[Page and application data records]
• • • • • • •

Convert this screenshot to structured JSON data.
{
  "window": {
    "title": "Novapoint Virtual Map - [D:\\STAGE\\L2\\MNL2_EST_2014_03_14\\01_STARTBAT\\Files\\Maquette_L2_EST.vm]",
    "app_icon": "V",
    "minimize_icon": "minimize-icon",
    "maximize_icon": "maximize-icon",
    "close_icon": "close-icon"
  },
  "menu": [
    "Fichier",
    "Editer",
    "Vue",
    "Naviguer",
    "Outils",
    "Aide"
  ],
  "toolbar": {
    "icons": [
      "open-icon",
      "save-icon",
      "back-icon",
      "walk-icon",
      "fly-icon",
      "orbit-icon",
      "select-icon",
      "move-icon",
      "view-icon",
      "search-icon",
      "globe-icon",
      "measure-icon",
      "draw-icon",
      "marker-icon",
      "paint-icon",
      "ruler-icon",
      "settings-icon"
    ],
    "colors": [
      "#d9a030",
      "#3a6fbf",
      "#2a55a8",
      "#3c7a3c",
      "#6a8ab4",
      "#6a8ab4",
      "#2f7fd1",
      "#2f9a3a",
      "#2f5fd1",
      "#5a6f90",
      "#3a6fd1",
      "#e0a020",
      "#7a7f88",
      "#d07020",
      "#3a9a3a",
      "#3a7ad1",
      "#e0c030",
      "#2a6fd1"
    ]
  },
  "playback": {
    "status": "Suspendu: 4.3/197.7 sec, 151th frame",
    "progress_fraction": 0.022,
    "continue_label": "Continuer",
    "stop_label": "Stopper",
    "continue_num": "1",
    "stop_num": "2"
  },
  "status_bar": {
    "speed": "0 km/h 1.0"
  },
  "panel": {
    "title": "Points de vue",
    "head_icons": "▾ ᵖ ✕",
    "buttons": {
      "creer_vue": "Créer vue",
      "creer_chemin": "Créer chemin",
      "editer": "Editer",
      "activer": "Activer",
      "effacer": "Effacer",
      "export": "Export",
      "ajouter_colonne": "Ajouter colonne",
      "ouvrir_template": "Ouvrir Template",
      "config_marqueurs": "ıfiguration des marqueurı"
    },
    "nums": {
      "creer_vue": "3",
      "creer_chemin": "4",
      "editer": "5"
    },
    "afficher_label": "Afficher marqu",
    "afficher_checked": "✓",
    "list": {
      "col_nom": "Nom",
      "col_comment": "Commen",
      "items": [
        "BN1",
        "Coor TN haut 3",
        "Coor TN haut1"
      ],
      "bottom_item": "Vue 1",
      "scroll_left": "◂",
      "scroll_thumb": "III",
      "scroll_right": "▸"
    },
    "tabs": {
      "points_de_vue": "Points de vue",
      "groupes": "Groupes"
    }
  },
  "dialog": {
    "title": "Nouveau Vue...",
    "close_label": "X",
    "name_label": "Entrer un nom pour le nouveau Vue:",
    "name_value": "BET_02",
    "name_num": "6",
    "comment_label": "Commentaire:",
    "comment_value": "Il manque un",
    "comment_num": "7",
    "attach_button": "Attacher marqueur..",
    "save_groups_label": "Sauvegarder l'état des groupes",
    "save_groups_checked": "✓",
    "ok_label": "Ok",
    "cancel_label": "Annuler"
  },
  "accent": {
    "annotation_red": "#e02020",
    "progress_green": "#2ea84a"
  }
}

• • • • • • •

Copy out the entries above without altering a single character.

Convert this screenshot to structured JSON data.
{
  "window": {
    "title": "Novapoint Virtual Map - [D:\\STAGE\\L2\\MNL2_EST_2014_03_14\\01_STARTBAT\\Files\\Maquette_L2_EST.vm]",
    "app_icon": "V",
    "minimize_icon": "minimize-icon",
    "maximize_icon": "maximize-icon",
    "close_icon": "close-icon"
  },
  "menu": [
    "Fichier",
    "Editer",
    "Vue",
    "Naviguer",
    "Outils",
    "Aide"
  ],
  "toolbar": {
    "icons": [
      "open-icon",
      "save-icon",
      "back-icon",
      "walk-icon",
      "fly-icon",
      "orbit-icon",
      "select-icon",
      "move-icon",
      "view-icon",
      "search-icon",
      "globe-icon",
      "measure-icon",
      "draw-icon",
      "marker-icon",
      "paint-icon",
      "ruler-icon",
      "settings-icon"
    ],
    "colors": [
      "#d9a030",
      "#3a6fbf",
      "#2a55a8",
      "#3c7a3c",
      "#6a8ab4",
      "#6a8ab4",
      "#2f7fd1",
      "#2f9a3a",
      "#2f5fd1",
      "#5a6f90",
      "#3a6fd1",
      "#e0a020",
      "#7a7f88",
      "#d07020",
      "#3a9a3a",
      "#3a7ad1",
      "#e0c030",
      "#2a6fd1"
    ]
  },
  "playback": {
    "status": "Suspendu: 4.3/197.7 sec, 151th frame",
    "progress_fraction": 0.022,
    "continue_label": "Continuer",
    "stop_label": "Stopper",
    "continue_num": "1",
    "stop_num": "2"
  },
  "status_bar": {
    "speed": "0 km/h 1.0"
  },
  "panel": {
    "title": "Points de vue",
    "head_icons": "▾ ᵖ ✕",
    "buttons": {
      "creer_vue": "Créer vue",
      "creer_chemin": "Créer chemin",
      "editer": "Editer",
      "activer": "Activer",
      "effacer": "Effacer",
      "export": "Export",
      "ajouter_colonne": "Ajouter colonne",
      "ouvrir_template": "Ouvrir Template",
      "config_marqueurs": "ıfiguration des marqueurı"
    },
    "nums": {
      "creer_vue": "3",
      "creer_chemin": "4",
      "editer": "5"
    },
    "afficher_label": "Afficher marqu",
    "afficher_checked": "✓",
    "list": {
      "col_nom": "Nom",
      "col_comment": "Commen",
      "items": [
        "BN1",
        "Coor TN haut 3",
        "Coor TN haut1"
      ],
      "bottom_item": "Vue 1",
      "scroll_left": "◂",
      "scroll_thumb": "III",
      "scroll_right": "▸"
    },
    "tabs": {
      "points_de_vue": "Points de vue",
      "groupes": "Groupes"
    }
  },
  "dialog": {
    "title": "Nouveau Vue...",
    "close_label": "X",
    "name_label": "Entrer un nom pour le nouveau Vue:",
    "name_value": "BET_02",
    "name_num": "6",
    "comment_label": "Commentaire:",
    "comment_value": "Il manque un",
    "comment_num": "7",
    "attach_button": "Attacher marqueur..",
    "save_groups_label": "Sauvegarder l'état des groupes",
    "save_groups_checked": "✓",
    "ok_label": "Ok",
    "cancel_label": "Annuler"
  },
  "accent": {
    "annotation_red": "#e02020",
    "progress_green": "#2ea84a"
  }
}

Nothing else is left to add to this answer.